[Editor Charlie sez: Dow Jones dropped 800 points during trading yesterday on news of what could be China’s Lehman Brothers financial contagion, 2008-style–Holy pangolins, Batman! Don’t believe every dead cat bounce. If you didn’t notice that 800 point drop yesterday, this analyst has some sobering news highlighting the need to index all songwriter royalties to rise with inflation.]
China’s “highly distressed” real estate companies are at risk of collapse as the country’s highly indebted developer Evergrande is on the brink of default, warns AllianceBernstein’s Jenny Zeng.
Speaking with CNBC’s “Street Signs Asia” on Friday, the co-head of Asia fixed income at AllianceBernstein warned of a “domino effect” from a potential Evergrande collapse.
“In the offshore dollar market, there is a considerable large portion of developers (who) are implied to be highly distressed,” Zeng said. These developers “can’t survive much longer” if the refinancing channel remains shut for a prolonged period, she added.
Reddit CEO and co-founder Steve Huffman called TikTok “fundamentally parasitic” due to concerns over privacy during an appearance at the Social 2030 venture capital conference this week (via TechCrunch). Huffman specifically called out TikTok’s practice of fingerprinting to track devices as being of particular concern.
“Maybe I’m going to regret this, but I can’t even get to that level of thinking with [TikTok],” Huffman said at the event, “because I look at that app as so fundamentally parasitic, that it’s always listening, the fingerprinting technology they use is truly terrifying, and I could not bring myself to install an app like that on my phone.”
The Chinese government ordered its TV broadcasters to “put an end to sissy men and other abnormal esthetics,” its TV regulator said, as China’s Communist Party cracks down on its society for a “national rejuvenation” ordered by President Xi Jinping, the Associated Press reported.

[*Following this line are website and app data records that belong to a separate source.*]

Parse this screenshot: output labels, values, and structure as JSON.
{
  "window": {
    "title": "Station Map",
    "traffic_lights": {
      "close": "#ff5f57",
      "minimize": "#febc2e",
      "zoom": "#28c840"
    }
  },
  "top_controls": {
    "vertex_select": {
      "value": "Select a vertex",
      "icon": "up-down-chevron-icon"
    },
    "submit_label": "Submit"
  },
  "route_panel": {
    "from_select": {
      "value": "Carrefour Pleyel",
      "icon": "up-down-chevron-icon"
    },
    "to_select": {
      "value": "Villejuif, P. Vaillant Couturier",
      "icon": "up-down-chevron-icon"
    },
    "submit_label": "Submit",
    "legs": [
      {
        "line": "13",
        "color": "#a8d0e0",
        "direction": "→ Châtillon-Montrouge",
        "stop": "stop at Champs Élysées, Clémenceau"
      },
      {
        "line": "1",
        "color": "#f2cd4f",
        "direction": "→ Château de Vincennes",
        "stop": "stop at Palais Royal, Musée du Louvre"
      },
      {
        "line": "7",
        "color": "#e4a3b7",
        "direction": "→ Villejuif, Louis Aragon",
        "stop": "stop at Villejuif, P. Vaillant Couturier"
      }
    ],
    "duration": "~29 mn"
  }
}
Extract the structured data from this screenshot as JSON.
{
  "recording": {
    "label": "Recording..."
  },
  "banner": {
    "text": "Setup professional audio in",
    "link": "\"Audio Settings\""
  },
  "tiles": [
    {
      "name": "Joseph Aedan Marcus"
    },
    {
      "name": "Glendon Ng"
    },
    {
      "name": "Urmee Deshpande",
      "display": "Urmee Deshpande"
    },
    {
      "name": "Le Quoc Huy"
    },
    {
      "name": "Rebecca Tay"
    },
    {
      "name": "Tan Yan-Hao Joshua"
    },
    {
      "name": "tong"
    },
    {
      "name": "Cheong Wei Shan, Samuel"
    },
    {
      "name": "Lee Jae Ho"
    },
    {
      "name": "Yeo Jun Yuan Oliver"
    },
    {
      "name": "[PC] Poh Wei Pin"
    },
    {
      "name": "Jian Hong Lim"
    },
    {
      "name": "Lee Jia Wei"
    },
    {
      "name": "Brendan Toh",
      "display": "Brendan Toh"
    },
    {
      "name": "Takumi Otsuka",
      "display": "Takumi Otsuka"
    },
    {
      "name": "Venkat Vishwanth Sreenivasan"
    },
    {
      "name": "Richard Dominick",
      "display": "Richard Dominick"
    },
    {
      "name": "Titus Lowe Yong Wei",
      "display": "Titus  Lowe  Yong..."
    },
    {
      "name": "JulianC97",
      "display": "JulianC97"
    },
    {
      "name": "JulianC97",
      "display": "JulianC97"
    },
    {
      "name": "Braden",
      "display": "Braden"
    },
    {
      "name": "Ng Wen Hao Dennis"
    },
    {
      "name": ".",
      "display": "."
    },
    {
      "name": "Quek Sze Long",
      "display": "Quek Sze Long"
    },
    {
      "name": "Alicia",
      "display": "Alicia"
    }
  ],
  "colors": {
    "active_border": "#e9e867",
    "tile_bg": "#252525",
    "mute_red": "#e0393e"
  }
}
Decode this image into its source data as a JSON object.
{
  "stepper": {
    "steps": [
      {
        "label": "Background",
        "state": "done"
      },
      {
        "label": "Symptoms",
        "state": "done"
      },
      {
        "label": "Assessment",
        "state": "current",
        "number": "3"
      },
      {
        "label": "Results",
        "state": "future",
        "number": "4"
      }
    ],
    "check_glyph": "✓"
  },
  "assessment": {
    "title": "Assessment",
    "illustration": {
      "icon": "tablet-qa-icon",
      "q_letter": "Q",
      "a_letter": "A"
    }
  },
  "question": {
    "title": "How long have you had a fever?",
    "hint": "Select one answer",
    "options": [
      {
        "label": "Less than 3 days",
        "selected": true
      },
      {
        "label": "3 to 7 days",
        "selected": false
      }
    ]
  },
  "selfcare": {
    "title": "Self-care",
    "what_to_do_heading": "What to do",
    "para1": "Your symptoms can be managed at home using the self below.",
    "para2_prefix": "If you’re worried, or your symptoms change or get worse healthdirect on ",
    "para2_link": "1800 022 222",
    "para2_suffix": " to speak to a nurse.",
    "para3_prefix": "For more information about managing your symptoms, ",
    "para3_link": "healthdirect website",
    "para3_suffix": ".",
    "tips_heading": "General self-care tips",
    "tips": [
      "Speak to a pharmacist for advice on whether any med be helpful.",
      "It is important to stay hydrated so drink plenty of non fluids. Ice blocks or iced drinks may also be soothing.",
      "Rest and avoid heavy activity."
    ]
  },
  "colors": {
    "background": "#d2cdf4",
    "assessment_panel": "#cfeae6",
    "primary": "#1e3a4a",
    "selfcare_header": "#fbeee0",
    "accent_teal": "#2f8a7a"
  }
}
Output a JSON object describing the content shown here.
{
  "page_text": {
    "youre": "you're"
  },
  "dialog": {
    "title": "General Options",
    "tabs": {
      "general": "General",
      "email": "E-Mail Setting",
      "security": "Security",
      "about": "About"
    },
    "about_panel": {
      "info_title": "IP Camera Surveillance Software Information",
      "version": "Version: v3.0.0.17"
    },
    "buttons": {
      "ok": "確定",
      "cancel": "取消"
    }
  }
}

China’s TV regulator insultingly addressed effeminate men with the slang term “niang pao” meaning “girlie guns.” The order to “put an end” to them demonstrates the Chinese government’s worries that male pop stars provide a lack of masculine influence for the nation’s men. Meanwhile, in nearby Japan and South Korea, many male pop stars are known for having a sleek and feminine image.
In addition, broadcasters were ordered to not promote “vulgar internet celebrities” alongside celebrity culture and that broadcasters should “vigorously promote excellent Chinese traditional culture, revolutionary culture and advanced socialist culture.”
We hosted a questionnaire to elicit responses from songwriters during June and July on the sources of their income particularly regarding physical and downloads. We got some interesting responses and many thanks to all those who participated!
You can read the entire anonymized responses here, but there were a couple of responses to call attention to: